A: A payback time’s calculation is complex, with 15 or more different variables and no consumer system is the same. When you see a quoted claim by a supplier it’s based on the supplier’s assumptions, which may be different to your reality. The best thing to do is get your energy consumption data for as long a period as you can – ideally longer than 12 months – and think really hard about when you use electricity in your house, and make a calculation based on your individual numbers. Visit the ATA for a calculator.
Q: Can suppliers be held to their payback times promises?
A: Most suppliers will give you a range for the amount your electricity bill will go down, and have disclaimers on their websites or in their terms and conditions saying you need to get specific financial advice for how it will affect your property, and that these are just generic estimates.
Q: Is bigger better?
A: No. You need to understand how much electricity you use in your home between roughly 9am and 5pm (when your PV system is generating at its peak) and match the size of your system to that consumption pattern. If you don’t consume much energy during the day then you’ll want a smaller system that just feeds your fridge. If you have a family at home during the day, you’ll need a bigger system.
Nowadays you don’t get much money back from feeding electricity back into the grid, and you actually pay more for the electricity you use than you get in FiT. So you want to maximise your own usage of your solar PV, and minimise your export into the grid. That’s why exporting less to the grid shortens your payback times.
Q: Is there an environmental reason to export energy into the grid?
A: The best thing to do is reduce your electricity use as much as possible and then produce the electricity you need from a renewable source. There’s still an environmental cost to making solar cells.
Q: Are there any particularly good or bad brands out there?
A: A brand will have models that are good and others that aren’t. You can tell a decent piece of equipment by the warranty a manufacturer is willing to offer. Panels are really quite simple technology, so you should get a 25-year warranty with 80% level of output in the 25th year. The inverters are more critical: if you have a poor inverter you may have a lot of losses through the system, and you don’t want to replace your inverter early. A 10-year warranty for that should ensure you’ll get a decent-quality system.
There is no credence to the anti-Chinese solar PV bias. It’s really too simplistic to say Chinese stuff is bad. Look at the specifications and performance data sheets, and look at the warranties being offered. If they’re only offering a two- or three-year warranty, it’s pretty clear that it’s a cheaply made product that might have a high failure rate.

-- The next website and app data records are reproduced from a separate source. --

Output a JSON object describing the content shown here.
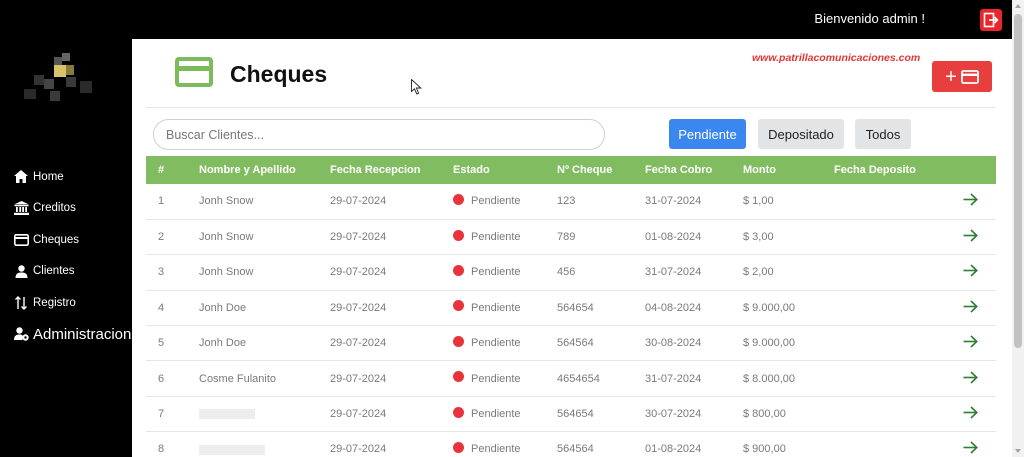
{
  "header": {
    "welcome": "Bienvenido admin !",
    "logout_icon": "logout-icon",
    "accent": "#e8262e"
  },
  "sidebar": {
    "items": [
      {
        "label": "Home",
        "icon": "home-icon"
      },
      {
        "label": "Creditos",
        "icon": "bank-icon"
      },
      {
        "label": "Cheques",
        "icon": "card-icon"
      },
      {
        "label": "Clientes",
        "icon": "user-icon"
      },
      {
        "label": "Registro",
        "icon": "sort-arrows-icon"
      },
      {
        "label": "Administracion",
        "icon": "user-gear-icon"
      }
    ]
  },
  "page": {
    "title": "Cheques",
    "watermark": "www.patrillacomunicaciones.com",
    "add_icon": "add-check-icon",
    "accent": "#7cbb5b"
  },
  "search": {
    "placeholder": "Buscar Clientes..."
  },
  "filters": {
    "pendiente": "Pendiente",
    "depositado": "Depositado",
    "todos": "Todos"
  },
  "table": {
    "columns": [
      "#",
      "Nombre y Apellido",
      "Fecha Recepcion",
      "Estado",
      "Nº Cheque",
      "Fecha Cobro",
      "Monto",
      "Fecha Deposito"
    ],
    "rows": [
      {
        "n": "1",
        "nombre": "Jonh Snow",
        "recepcion": "29-07-2024",
        "estado": "Pendiente",
        "cheque": "123",
        "cobro": "31-07-2024",
        "monto": "$ 1,00",
        "deposito": ""
      },
      {
        "n": "2",
        "nombre": "Jonh Snow",
        "recepcion": "29-07-2024",
        "estado": "Pendiente",
        "cheque": "789",
        "cobro": "01-08-2024",
        "monto": "$ 3,00",
        "deposito": ""
      },
      {
        "n": "3",
        "nombre": "Jonh Snow",
        "recepcion": "29-07-2024",
        "estado": "Pendiente",
        "cheque": "456",
        "cobro": "31-07-2024",
        "monto": "$ 2,00",
        "deposito": ""
      },
      {
        "n": "4",
        "nombre": "Jonh Doe",
        "recepcion": "29-07-2024",
        "estado": "Pendiente",
        "cheque": "564654",
        "cobro": "04-08-2024",
        "monto": "$ 9.000,00",
        "deposito": ""
      },
      {
        "n": "5",
        "nombre": "Jonh Doe",
        "recepcion": "29-07-2024",
        "estado": "Pendiente",
        "cheque": "564564",
        "cobro": "30-08-2024",
        "monto": "$ 9.000,00",
        "deposito": ""
      },
      {
        "n": "6",
        "nombre": "Cosme Fulanito",
        "recepcion": "29-07-2024",
        "estado": "Pendiente",
        "cheque": "4654654",
        "cobro": "31-07-2024",
        "monto": "$ 8.000,00",
        "deposito": ""
      },
      {
        "n": "7",
        "nombre": "",
        "recepcion": "29-07-2024",
        "estado": "Pendiente",
        "cheque": "564654",
        "cobro": "30-07-2024",
        "monto": "$ 800,00",
        "deposito": ""
      },
      {
        "n": "8",
        "nombre": "",
        "recepcion": "29-07-2024",
        "estado": "Pendiente",
        "cheque": "564564",
        "cobro": "01-08-2024",
        "monto": "$ 900,00",
        "deposito": ""
      }
    ],
    "status_color": "#e8333a",
    "row_action_icon": "arrow-right-icon"
  }
}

Q: Are prices going to come down even more?
A: Grid-connected solar systems are unlikely to cost any less than they are now. The predictions are that over the next couple of years solar prices will go up.